Your objective:
Every line of the entries that holds the word "name" is to be copied.

Given information:

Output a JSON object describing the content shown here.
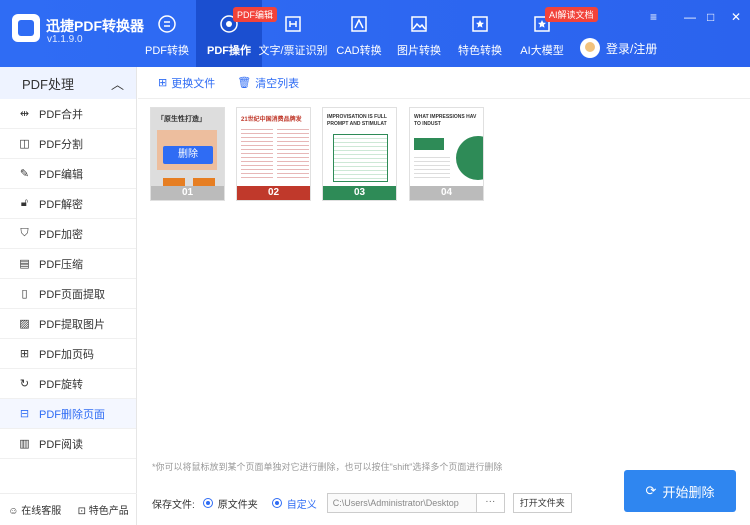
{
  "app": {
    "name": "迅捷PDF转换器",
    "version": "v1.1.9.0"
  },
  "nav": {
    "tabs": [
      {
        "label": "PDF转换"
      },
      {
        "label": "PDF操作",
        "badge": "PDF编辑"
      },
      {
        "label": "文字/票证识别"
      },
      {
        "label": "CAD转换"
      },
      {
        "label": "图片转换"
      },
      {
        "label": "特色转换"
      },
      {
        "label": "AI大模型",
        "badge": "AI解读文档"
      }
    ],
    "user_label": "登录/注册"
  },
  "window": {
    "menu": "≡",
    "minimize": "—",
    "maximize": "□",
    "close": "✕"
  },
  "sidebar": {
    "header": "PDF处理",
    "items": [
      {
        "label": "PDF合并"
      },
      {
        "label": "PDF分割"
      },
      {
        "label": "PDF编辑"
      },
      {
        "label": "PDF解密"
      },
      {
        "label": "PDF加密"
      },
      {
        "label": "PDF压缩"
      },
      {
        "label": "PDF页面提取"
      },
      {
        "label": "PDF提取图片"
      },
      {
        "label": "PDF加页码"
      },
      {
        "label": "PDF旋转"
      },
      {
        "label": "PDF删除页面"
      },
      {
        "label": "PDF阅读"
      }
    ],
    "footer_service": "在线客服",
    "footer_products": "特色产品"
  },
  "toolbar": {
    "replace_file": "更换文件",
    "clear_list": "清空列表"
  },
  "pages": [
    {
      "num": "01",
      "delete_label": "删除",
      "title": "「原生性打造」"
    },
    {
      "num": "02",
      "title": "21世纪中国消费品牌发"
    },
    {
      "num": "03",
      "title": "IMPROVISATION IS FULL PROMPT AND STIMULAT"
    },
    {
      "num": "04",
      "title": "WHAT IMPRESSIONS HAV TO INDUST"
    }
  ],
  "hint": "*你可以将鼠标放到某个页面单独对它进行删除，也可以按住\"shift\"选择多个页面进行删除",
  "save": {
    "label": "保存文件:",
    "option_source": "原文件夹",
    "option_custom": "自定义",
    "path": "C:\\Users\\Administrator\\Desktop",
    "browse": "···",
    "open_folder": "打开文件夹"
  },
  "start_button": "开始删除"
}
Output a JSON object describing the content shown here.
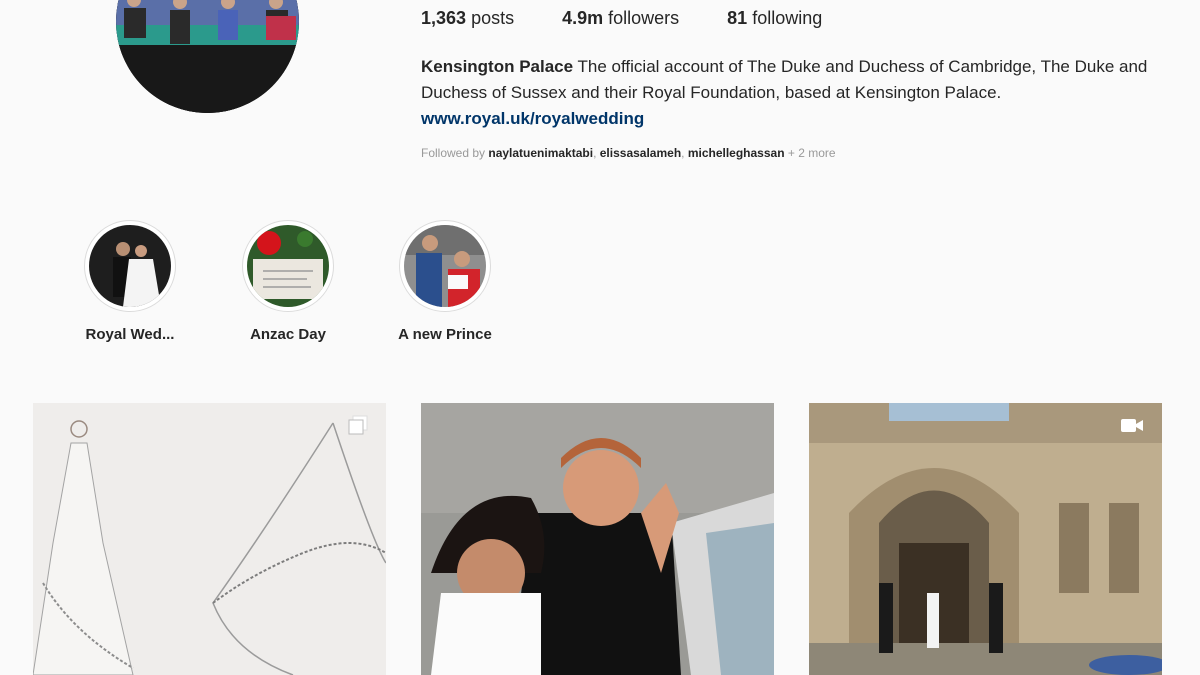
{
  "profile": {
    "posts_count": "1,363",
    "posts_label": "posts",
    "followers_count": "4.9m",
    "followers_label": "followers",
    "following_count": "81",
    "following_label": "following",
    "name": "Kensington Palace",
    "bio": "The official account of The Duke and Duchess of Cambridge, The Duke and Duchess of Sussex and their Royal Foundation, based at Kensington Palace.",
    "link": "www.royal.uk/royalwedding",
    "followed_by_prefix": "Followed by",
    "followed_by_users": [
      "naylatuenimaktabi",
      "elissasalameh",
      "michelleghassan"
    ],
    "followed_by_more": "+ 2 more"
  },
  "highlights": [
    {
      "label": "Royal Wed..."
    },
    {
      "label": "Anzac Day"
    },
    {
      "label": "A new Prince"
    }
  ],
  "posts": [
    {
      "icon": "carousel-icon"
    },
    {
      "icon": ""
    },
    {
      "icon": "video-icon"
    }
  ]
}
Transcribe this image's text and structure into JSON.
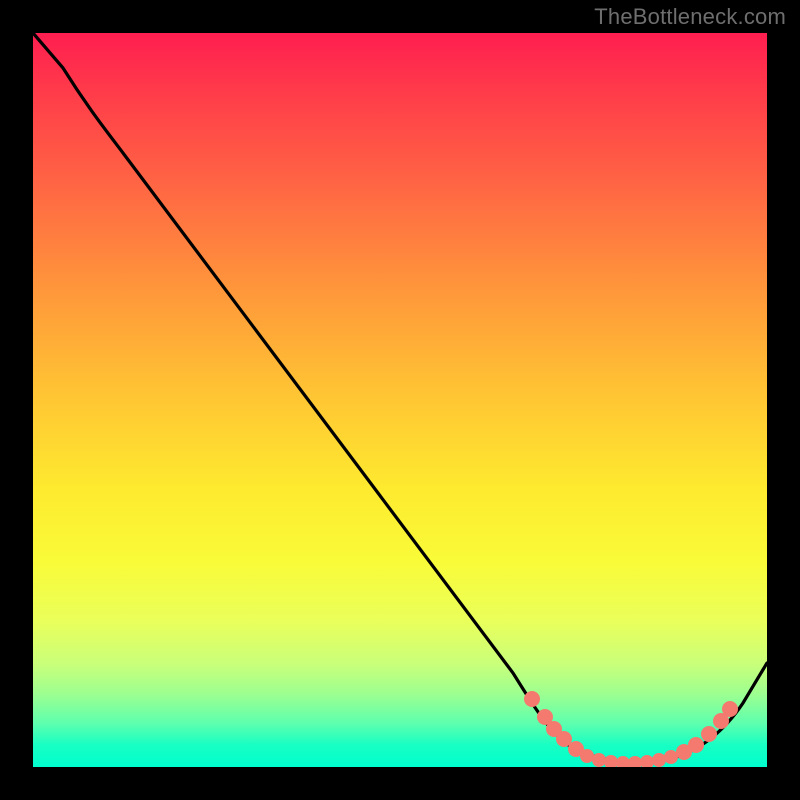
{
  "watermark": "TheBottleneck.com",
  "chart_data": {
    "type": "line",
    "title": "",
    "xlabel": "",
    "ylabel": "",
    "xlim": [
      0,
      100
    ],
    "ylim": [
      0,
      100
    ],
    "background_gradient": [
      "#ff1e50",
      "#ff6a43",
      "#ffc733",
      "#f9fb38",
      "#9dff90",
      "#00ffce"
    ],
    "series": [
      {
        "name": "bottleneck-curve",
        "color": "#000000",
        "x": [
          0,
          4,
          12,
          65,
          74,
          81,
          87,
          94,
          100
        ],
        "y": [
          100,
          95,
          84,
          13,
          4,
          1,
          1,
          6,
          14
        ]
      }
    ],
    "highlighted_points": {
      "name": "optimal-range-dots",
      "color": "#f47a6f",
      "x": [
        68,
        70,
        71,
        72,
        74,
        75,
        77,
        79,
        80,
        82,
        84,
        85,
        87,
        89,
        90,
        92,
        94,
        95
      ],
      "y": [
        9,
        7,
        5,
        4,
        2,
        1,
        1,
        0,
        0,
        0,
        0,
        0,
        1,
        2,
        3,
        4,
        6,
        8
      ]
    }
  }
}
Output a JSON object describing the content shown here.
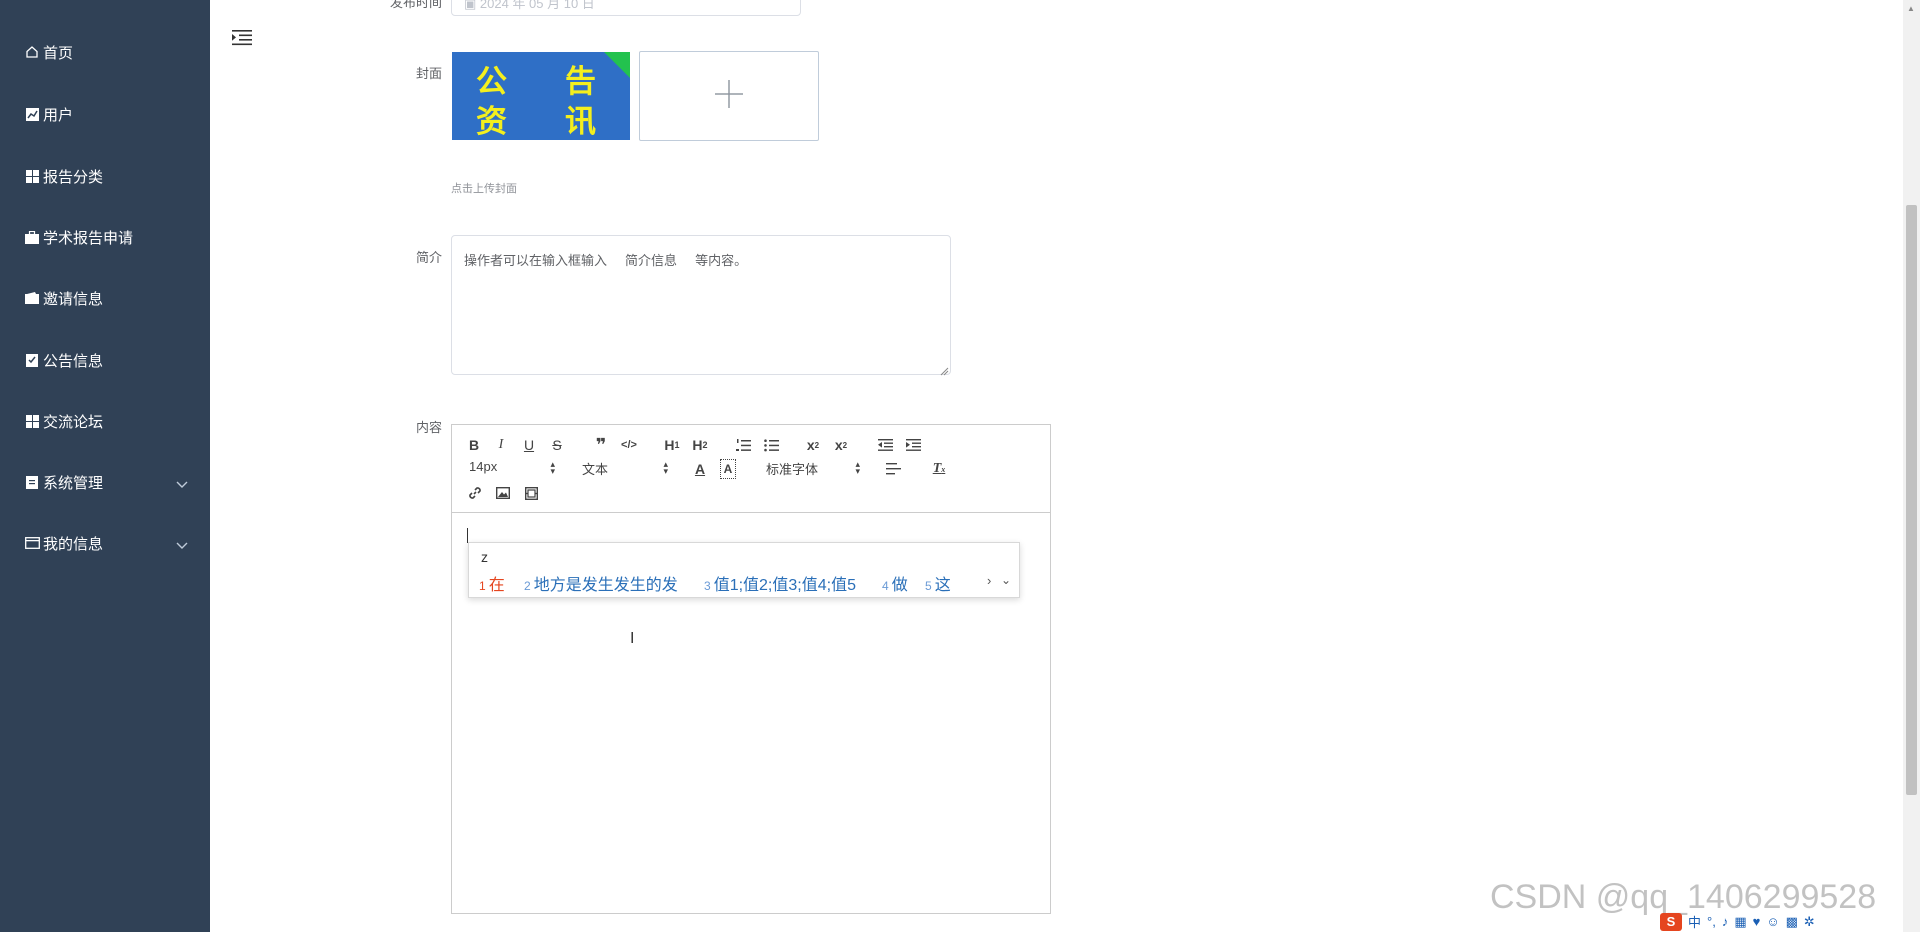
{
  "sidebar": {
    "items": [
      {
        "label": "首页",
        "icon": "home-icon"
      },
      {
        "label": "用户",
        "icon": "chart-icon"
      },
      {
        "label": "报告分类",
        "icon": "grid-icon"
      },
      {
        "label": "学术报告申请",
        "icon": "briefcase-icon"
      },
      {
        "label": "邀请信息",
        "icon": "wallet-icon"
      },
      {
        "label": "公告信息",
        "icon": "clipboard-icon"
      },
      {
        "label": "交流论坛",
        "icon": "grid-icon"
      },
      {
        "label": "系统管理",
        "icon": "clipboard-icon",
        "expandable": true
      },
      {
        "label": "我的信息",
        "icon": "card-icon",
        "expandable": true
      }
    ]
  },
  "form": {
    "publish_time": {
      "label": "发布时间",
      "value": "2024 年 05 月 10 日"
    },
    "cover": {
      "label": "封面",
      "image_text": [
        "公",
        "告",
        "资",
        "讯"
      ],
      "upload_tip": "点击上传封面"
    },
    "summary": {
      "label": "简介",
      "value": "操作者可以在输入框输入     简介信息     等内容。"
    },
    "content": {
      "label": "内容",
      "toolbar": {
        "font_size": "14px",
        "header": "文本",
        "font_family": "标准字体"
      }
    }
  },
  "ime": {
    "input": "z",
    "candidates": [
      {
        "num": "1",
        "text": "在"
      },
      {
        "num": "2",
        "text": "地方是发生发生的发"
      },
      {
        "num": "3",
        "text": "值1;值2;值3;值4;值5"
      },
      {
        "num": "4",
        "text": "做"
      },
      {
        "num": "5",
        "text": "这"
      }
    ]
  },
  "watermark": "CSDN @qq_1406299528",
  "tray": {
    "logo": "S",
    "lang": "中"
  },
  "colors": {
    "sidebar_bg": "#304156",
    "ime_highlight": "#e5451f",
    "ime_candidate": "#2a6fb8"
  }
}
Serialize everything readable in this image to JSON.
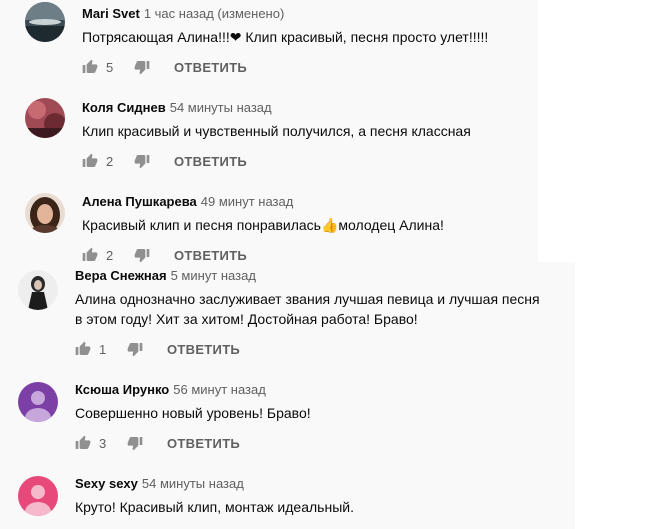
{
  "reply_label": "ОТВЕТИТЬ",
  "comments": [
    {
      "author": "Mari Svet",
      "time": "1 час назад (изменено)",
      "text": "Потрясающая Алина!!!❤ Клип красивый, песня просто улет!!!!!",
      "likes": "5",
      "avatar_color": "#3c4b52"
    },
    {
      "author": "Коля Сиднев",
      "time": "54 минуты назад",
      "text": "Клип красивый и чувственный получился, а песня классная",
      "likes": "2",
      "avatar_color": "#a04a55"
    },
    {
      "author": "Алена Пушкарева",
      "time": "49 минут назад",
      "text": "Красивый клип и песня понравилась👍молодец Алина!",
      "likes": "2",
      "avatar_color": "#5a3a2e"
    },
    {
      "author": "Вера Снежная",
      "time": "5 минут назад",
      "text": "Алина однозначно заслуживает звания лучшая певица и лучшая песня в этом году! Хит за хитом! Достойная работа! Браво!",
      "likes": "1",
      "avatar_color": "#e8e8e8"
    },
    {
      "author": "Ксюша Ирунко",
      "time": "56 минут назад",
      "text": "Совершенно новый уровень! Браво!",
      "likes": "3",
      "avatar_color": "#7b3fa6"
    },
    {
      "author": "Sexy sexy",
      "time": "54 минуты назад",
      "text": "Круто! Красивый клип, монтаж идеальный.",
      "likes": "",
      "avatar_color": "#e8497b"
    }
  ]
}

Written response:
    "name": "迅捷PDF转换器",
    "name": "Kensington Palace",
        "name": "bottleneck-curve",
      "name": "optimal-range-dots",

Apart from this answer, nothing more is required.